• _Requirement_
Collect each line of the records containing the string "PREȚ".

(Items from an interface collection)
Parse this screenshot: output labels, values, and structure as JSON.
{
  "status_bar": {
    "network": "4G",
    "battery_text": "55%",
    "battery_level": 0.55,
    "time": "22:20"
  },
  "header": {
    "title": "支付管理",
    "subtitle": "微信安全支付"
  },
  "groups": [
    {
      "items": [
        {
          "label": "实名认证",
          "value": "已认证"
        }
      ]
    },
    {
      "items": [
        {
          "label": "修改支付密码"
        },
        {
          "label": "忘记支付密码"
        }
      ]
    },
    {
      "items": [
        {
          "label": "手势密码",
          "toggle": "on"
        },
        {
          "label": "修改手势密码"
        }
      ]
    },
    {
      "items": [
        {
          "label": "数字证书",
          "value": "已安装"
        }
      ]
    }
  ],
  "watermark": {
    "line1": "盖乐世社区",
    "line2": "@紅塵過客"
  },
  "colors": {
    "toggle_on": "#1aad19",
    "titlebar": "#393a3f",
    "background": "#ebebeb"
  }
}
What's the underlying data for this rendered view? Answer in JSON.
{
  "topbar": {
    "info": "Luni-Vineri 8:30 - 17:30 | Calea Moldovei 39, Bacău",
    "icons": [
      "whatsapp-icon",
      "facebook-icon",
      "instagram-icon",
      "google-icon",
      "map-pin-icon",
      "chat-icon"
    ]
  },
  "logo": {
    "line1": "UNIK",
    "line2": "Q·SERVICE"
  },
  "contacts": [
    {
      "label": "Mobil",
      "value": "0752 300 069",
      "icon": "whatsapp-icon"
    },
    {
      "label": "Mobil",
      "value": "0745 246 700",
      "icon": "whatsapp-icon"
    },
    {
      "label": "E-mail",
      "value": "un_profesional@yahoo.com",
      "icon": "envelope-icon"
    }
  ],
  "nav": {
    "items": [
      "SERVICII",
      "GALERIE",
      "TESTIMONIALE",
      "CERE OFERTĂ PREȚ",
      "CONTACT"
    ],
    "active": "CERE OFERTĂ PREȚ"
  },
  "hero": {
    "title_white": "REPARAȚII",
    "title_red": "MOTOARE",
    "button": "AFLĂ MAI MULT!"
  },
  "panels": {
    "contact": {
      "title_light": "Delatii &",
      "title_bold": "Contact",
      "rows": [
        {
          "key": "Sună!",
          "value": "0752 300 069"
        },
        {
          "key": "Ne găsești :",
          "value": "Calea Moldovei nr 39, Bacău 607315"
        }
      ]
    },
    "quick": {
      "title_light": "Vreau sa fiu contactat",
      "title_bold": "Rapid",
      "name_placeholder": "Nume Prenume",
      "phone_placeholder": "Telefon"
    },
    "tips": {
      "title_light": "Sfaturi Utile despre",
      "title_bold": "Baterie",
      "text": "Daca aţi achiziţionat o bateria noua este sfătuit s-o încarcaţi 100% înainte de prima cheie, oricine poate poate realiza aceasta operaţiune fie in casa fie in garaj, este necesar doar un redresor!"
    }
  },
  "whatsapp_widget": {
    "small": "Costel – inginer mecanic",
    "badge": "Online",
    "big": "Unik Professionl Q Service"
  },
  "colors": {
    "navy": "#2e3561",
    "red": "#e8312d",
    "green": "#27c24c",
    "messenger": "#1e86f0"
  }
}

• _Written solution_
      "CERE OFERTĂ PREȚ",
    "active": "CERE OFERTĂ PREȚ"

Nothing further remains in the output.